[Stored entries]
━━━

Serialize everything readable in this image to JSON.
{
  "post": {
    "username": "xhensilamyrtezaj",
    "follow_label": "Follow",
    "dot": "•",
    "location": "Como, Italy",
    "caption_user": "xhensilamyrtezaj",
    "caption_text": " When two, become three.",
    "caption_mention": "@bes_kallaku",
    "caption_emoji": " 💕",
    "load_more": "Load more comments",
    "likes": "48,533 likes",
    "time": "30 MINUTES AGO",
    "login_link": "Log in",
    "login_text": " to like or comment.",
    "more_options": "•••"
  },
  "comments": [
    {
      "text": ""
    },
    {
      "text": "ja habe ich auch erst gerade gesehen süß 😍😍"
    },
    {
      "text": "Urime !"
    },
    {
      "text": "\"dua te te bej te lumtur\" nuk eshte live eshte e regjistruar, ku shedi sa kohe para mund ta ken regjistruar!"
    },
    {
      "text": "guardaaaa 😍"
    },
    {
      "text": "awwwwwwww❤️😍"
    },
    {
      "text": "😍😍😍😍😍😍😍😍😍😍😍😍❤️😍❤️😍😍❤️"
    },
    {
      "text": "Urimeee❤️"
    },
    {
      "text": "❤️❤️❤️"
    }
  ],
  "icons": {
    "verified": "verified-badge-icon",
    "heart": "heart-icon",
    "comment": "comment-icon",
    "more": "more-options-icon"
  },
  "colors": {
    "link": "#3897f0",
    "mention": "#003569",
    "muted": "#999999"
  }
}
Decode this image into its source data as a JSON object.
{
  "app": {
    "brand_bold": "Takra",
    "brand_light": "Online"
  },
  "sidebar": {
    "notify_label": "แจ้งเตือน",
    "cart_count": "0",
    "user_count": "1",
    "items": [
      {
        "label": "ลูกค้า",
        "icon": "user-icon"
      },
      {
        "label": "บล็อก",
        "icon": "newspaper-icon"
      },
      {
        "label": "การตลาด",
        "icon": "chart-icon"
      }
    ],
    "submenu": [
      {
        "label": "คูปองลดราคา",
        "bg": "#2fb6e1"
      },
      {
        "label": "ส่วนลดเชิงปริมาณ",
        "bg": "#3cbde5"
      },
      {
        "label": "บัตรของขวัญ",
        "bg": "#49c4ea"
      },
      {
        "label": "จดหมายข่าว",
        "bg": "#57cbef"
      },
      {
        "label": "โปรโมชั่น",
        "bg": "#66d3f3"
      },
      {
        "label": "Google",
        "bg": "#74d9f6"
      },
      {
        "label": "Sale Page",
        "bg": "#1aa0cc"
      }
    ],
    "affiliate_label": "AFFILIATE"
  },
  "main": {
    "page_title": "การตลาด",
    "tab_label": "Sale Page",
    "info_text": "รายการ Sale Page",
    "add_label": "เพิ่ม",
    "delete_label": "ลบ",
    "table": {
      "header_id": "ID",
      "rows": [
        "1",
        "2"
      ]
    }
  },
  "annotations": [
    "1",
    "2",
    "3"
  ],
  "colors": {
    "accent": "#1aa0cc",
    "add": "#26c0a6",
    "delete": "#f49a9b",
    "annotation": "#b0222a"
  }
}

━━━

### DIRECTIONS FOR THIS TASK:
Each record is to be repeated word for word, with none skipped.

### RESULT:
Serialize everything readable in this image to JSON.
{
  "post": {
    "username": "xhensilamyrtezaj",
    "follow_label": "Follow",
    "dot": "•",
    "location": "Como, Italy",
    "caption_user": "xhensilamyrtezaj",
    "caption_text": " When two, become three.",
    "caption_mention": "@bes_kallaku",
    "caption_emoji": " 💕",
    "load_more": "Load more comments",
    "likes": "48,533 likes",
    "time": "30 MINUTES AGO",
    "login_link": "Log in",
    "login_text": " to like or comment.",
    "more_options": "•••"
  },
  "comments": [
    {
      "text": ""
    },
    {
      "text": "ja habe ich auch erst gerade gesehen süß 😍😍"
    },
    {
      "text": "Urime !"
    },
    {
      "text": "\"dua te te bej te lumtur\" nuk eshte live eshte e regjistruar, ku shedi sa kohe para mund ta ken regjistruar!"
    },
    {
      "text": "guardaaaa 😍"
    },
    {
      "text": "awwwwwwww❤️😍"
    },
    {
      "text": "😍😍😍😍😍😍😍😍😍😍😍😍❤️😍❤️😍😍❤️"
    },
    {
      "text": "Urimeee❤️"
    },
    {
      "text": "❤️❤️❤️"
    }
  ],
  "icons": {
    "verified": "verified-badge-icon",
    "heart": "heart-icon",
    "comment": "comment-icon",
    "more": "more-options-icon"
  },
  "colors": {
    "link": "#3897f0",
    "mention": "#003569",
    "muted": "#999999"
  }
}
Decode this image into its source data as a JSON object.
{
  "app": {
    "brand_bold": "Takra",
    "brand_light": "Online"
  },
  "sidebar": {
    "notify_label": "แจ้งเตือน",
    "cart_count": "0",
    "user_count": "1",
    "items": [
      {
        "label": "ลูกค้า",
        "icon": "user-icon"
      },
      {
        "label": "บล็อก",
        "icon": "newspaper-icon"
      },
      {
        "label": "การตลาด",
        "icon": "chart-icon"
      }
    ],
    "submenu": [
      {
        "label": "คูปองลดราคา",
        "bg": "#2fb6e1"
      },
      {
        "label": "ส่วนลดเชิงปริมาณ",
        "bg": "#3cbde5"
      },
      {
        "label": "บัตรของขวัญ",
        "bg": "#49c4ea"
      },
      {
        "label": "จดหมายข่าว",
        "bg": "#57cbef"
      },
      {
        "label": "โปรโมชั่น",
        "bg": "#66d3f3"
      },
      {
        "label": "Google",
        "bg": "#74d9f6"
      },
      {
        "label": "Sale Page",
        "bg": "#1aa0cc"
      }
    ],
    "affiliate_label": "AFFILIATE"
  },
  "main": {
    "page_title": "การตลาด",
    "tab_label": "Sale Page",
    "info_text": "รายการ Sale Page",
    "add_label": "เพิ่ม",
    "delete_label": "ลบ",
    "table": {
      "header_id": "ID",
      "rows": [
        "1",
        "2"
      ]
    }
  },
  "annotations": [
    "1",
    "2",
    "3"
  ],
  "colors": {
    "accent": "#1aa0cc",
    "add": "#26c0a6",
    "delete": "#f49a9b",
    "annotation": "#b0222a"
  }
}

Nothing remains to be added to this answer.